  10. Don't rely too heavily on existing libraries for your differentiators. This is always a delicate point with engineers. I'm not suggesting reinventing the wheel every time you start a new project. However, the features that are going to differentiate you, by definition, need to be yours alone. For example, Zenter relies heavily on JavaScript to provide a rich end user experience. We looked at several libraries (Dojo, jQuery, Prototype, etc.) and in the end developed a meta-language on top of JavaScript to meet our needs, using a tiny part of Prototype. That decision has enabled us to do things that would not have been possible if we just relied on existing libraries.
  11. You don't have to start a startup to be a part of one. There are a lot of great startups out there that are looking for people with the entrepreneurial spirit. It's a great way to test the waters and see if it is for you. (Shameless plug: Zenter is hiring! If you have crazy JavaScript or Java skills we want you. Email us at "jobs at zenter.com").

JR: I'm Java 1.0 Sun Certified, can I apply? Seriously, can you talk about what's next in your future?

WC: In the short term, we are focused entirely on getting Zenter out of private beta. We have several media events that are scheduled for next month, so more heads down coding until then. After that, the focus is going to be on building Zenter into a $100m company with growth (piece of cake?). Also, my son is due on May 22, 2007, so it's a delicate balance between getting ready for the new Crosby and getting Zenter launched. It's a great problem to have.

Longer term, I feel I have found my calling as an entrepreneur. The startup environment is very addicting, and Zenter will not be my last. We have compiled a list with dozens of ideas just waiting for some spare cycles to get going. Hopefully they won't sit idle for too long.

JR: Congrats again on your upcoming child - all I can say is don't miss the birth or you'll be writing songs like Harry Chapin (as a father that song always brings tears to my eyes and definitely focuses me on the right things in life). As always, thank you Wayne for your time. Of course I wish you the best of luck in your future endeavors, more so if they involve me :)

UPDATE - Zenter bought by Google


francine said...

If you are back in AZ we would like to meet you. We are Stealthmode Partners, and we run an operation very similar to Y Combinator in Arizona. http://www.stealthmode.com. I'm interested in hearing more about best practices.

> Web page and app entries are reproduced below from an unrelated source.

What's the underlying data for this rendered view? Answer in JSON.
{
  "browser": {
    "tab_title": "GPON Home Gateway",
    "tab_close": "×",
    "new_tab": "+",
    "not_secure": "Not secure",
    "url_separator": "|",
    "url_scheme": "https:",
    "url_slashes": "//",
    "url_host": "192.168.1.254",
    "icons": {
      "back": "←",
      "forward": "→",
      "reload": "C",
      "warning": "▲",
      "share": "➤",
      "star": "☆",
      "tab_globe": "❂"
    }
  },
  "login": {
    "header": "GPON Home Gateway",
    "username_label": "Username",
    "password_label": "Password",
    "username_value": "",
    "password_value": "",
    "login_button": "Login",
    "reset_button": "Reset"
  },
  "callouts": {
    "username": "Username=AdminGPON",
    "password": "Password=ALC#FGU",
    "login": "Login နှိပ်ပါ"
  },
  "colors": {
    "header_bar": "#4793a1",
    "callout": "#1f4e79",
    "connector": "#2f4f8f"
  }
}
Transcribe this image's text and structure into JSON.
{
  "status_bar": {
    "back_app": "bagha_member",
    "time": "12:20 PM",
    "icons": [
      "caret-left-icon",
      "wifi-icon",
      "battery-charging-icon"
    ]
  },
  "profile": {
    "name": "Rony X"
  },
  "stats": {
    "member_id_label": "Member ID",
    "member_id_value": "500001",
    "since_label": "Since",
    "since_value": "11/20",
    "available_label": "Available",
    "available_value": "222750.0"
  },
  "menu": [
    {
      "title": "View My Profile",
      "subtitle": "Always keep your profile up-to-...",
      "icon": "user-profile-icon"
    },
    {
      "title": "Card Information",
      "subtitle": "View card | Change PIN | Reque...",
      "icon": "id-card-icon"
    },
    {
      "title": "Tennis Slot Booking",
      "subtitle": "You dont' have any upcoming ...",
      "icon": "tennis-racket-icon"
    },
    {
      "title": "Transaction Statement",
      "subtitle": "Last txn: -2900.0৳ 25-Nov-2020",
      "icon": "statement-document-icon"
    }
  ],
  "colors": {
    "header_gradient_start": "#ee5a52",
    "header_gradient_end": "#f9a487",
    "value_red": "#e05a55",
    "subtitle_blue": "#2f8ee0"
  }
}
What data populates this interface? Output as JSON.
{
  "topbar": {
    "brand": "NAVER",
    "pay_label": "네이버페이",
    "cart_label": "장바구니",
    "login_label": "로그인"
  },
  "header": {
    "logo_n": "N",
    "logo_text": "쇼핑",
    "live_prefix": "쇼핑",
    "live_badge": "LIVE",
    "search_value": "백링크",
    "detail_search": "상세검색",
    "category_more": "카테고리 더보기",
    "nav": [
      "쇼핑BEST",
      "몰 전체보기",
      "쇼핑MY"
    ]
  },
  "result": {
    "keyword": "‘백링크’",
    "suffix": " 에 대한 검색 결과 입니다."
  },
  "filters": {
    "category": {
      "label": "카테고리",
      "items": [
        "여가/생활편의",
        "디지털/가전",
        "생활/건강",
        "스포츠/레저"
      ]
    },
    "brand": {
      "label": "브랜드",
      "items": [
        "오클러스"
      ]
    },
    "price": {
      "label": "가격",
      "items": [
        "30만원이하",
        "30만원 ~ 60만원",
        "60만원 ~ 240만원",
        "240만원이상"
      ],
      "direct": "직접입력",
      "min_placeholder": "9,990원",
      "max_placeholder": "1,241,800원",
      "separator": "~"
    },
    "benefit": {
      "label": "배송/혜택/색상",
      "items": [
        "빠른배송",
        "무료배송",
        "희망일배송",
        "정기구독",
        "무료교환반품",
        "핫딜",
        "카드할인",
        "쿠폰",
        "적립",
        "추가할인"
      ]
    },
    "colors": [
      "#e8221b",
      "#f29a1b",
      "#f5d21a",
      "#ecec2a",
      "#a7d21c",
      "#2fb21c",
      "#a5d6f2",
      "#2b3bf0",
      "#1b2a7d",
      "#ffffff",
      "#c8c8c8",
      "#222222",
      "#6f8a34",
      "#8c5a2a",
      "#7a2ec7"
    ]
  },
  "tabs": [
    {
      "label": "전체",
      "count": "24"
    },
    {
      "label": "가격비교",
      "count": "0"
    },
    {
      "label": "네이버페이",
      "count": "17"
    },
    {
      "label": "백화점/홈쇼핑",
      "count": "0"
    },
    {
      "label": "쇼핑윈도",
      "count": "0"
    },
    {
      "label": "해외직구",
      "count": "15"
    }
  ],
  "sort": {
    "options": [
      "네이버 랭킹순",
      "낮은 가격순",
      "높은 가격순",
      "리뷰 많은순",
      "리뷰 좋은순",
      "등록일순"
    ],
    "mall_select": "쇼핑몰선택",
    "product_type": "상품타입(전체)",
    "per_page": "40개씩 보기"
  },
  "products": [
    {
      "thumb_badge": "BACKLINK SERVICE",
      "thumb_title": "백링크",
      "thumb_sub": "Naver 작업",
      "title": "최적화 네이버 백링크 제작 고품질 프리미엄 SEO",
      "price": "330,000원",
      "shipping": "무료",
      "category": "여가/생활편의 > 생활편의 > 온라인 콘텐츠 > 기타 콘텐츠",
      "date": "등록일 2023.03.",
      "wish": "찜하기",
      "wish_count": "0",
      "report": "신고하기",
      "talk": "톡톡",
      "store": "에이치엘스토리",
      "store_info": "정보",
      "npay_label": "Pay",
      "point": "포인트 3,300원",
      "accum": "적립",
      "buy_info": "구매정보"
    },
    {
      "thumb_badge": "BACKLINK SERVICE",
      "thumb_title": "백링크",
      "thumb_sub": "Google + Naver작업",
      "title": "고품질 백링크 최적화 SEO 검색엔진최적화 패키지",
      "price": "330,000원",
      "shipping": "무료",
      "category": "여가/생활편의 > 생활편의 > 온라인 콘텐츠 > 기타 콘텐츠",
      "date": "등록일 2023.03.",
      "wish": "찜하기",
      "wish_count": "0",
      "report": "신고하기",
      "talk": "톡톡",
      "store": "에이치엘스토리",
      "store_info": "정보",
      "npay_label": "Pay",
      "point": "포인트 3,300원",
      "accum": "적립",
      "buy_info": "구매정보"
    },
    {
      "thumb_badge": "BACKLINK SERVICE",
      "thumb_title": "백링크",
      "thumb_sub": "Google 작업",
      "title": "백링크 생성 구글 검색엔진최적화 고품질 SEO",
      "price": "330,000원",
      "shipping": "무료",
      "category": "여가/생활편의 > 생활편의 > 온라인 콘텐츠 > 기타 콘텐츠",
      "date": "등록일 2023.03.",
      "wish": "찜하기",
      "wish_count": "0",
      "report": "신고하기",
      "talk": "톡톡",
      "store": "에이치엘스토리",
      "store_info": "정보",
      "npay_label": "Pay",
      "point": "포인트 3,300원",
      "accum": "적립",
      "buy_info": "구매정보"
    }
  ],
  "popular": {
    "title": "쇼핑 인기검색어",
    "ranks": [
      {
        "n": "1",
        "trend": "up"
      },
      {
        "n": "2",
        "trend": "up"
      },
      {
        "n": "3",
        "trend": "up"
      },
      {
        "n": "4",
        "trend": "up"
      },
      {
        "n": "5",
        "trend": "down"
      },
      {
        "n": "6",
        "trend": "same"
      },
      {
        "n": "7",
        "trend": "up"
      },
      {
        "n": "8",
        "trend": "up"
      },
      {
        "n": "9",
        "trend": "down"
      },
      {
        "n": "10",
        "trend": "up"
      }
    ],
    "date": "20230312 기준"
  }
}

Hasan said...

great interview, thanks for all the great advice.

BTW - I have read about Zenter a few times, it sounds great, can't wait until it gets out in the public.